[This article discusses/contains descriptions of sexual assault]
It was back in October that Bohemian Rhapsody director Bryan Singer preemptively denied allegations made about him in what was said to be an upcoming Esquire exposé. “In today’s climate where people’s careers are harmed by mere accusations, what Esquire is attempting to do is a reckless disregard for the truth, making assumptions that are fictional and irresponsible,” he wrote at the time. Well, this morning a report emerged not in Esquire, but in The Atlantic, and its thorough investigation into Singer’s history of seducing and sexually assaulting underage boys comes backed by 12 months of investigative journalism and more than 50 sources. It also includes accounts from four men who have never spoken about their experiences with the director before.
“The accusations against Singer cover a spectrum,” write authors Alex French and Maximillian Potter. “Some of the alleged victims say they were seduced by the director while underage; others say they were raped. The victims we interviewed told us these experiences left them psychologically damaged, with substance-abuse problems, depression, and PTSD.”
One survivor recalls being molested on the set of Singer’s film Apt Pupil at the age of 13. Others recall consensual sex with Singer at Hollywood parties when they were 17 and 15, respectively, with each noting that Singer knew they were not of the age of consent at the time. The piece also touches on the culture of misconduct that ensconced Singer. Several of the survivors talk about being “passed around” like “party favors” for the adult men in Singer’s circle. One account suggests that the late actor Brad Renfro, who starred in Apt Pupil when he was a teenager, was also preyed upon by Singer as a child.
“He would stick his hands down your pants without your consent,” one survivor recalls. “He was predatory in that he would ply people with alcohol and drugs and then have sex with them.”
The piece adds:
The portrait of Singer that emerges is of a troubled man who surrounded himself with vulnerable teenage boys, many of them estranged from their families. Their accounts suggest that Singer didn’t act alone; he was aided by friends and associates who brought him young men. And he was abetted, in a less direct way, by an industry in which a record of producing hits confers immense power: Many of the sources we interviewed insisted, out of fear of damaging their own career, that we withhold their name, even as they expressed dismay at the behavior they’d witnessed.
Through his lawyer, Singer denies any sexual contact with underage boys. The lawyer, Andrew B. Brettler, also disputes a number of details in the story and notes that Singer has never been arrested or charged with any crime.

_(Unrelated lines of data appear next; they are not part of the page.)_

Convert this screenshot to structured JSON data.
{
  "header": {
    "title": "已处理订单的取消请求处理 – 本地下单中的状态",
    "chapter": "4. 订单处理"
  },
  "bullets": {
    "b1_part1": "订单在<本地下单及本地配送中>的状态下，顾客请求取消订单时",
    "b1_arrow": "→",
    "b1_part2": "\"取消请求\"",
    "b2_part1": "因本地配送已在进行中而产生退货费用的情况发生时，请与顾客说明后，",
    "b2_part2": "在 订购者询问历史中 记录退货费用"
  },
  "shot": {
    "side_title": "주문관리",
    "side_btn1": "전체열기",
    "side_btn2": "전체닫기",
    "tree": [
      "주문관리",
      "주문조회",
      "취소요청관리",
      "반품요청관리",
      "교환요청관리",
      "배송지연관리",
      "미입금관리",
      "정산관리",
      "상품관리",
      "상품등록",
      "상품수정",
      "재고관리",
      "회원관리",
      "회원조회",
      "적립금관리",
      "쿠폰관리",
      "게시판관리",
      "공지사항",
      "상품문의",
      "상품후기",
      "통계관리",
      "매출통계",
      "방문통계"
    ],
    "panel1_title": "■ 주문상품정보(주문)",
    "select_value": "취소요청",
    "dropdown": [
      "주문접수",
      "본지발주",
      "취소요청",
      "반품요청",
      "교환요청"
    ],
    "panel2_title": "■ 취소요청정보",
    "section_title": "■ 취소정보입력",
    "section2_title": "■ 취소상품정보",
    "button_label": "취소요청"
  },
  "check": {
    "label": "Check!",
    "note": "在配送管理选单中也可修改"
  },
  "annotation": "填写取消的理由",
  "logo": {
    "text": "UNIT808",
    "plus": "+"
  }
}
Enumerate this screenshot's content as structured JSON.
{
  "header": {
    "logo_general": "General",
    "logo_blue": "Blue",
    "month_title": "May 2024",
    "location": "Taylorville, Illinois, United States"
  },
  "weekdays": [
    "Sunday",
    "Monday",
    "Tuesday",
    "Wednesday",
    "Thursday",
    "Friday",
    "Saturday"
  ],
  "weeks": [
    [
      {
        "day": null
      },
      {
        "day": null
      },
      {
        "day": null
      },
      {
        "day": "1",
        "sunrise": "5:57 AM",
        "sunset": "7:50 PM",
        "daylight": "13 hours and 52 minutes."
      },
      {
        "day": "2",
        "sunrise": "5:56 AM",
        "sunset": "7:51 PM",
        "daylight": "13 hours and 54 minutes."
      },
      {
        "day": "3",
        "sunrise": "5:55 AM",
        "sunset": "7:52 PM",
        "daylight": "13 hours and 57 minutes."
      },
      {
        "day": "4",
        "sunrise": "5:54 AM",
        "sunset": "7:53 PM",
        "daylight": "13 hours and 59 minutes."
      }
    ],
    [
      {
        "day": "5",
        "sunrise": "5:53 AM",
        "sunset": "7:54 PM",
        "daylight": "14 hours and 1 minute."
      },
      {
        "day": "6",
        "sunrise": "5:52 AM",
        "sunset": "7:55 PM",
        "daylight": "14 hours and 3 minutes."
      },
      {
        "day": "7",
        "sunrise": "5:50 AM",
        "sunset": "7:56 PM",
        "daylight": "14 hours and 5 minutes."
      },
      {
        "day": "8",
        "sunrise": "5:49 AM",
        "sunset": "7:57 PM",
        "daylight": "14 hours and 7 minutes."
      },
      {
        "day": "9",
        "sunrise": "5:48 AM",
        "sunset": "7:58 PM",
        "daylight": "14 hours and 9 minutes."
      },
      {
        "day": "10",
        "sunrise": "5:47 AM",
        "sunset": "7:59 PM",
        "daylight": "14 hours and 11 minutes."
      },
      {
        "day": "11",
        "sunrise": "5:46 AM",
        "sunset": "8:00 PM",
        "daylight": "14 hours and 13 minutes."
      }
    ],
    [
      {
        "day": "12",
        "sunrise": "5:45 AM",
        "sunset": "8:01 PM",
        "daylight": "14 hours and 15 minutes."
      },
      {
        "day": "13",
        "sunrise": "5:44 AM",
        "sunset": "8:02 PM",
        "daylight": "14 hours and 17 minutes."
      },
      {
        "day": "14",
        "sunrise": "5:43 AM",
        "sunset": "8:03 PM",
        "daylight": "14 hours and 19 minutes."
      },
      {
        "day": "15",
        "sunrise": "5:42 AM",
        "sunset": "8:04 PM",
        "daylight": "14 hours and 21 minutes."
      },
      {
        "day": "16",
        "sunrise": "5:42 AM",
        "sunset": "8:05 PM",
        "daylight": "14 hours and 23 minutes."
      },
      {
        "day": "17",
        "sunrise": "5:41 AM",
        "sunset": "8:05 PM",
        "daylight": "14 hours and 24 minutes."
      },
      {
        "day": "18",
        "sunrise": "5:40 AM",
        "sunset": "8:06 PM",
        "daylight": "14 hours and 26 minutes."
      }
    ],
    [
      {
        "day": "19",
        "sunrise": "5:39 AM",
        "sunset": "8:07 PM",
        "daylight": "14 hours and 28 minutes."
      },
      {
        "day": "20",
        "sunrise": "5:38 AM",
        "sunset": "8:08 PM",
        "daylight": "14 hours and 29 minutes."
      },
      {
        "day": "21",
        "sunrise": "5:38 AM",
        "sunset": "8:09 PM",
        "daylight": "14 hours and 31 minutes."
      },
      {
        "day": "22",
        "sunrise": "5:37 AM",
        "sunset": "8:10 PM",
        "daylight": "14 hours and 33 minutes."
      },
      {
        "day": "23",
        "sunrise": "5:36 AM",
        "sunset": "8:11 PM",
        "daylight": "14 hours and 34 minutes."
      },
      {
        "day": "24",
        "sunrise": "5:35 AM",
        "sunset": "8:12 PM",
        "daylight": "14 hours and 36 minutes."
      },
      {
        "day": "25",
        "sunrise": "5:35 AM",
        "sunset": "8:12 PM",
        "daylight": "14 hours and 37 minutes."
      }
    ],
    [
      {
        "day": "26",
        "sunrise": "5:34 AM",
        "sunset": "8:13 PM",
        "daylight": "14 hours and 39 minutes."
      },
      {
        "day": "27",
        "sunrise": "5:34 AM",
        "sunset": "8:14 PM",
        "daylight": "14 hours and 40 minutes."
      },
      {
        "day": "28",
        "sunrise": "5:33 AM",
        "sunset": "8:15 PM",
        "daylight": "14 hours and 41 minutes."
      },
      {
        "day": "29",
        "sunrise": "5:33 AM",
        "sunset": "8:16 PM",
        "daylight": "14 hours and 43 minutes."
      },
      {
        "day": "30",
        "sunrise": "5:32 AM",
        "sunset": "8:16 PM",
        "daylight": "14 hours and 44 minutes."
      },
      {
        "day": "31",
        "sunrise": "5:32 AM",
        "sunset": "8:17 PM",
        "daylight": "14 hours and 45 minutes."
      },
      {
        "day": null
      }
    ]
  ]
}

His latest film, Queen biopic Bohemian Rhapsody, was just nominated for five Academy Awards, including Best Picture. Though he was fired from the film and replaced by Dexter Fletcher, he’s still credited as sole director due to DGA rules. Also, despite being virtually ignored by the film’s producers during awards season, he’s been celebrating the film’s success via his Instagram account.
Read the full piece here.
“The last time I posted about this subject, Esquire magazine was preparing to publish an article written by a homophobic journalist who has a bizarre obsession with me dating back to 1997. After careful fact-checking and, in consideration of the lack of credible sources, Esquire chose not to publish this piece of vendetta journalism.
“That didn’t stop this writer from selling it to The Atlantic. It’s sad that The Atlantic would stoop to this low standard of journalistic integrity. Again, I am forced to reiterate that this story rehashes claims from bogus lawsuits filed by a disreputable cast of individuals willing to lie for money or attention. And it is no surprise that, with Bohemian Rhapsody being an award-winning hit, this homophobic smear piece has been conveniently timed to take advantage of its success.”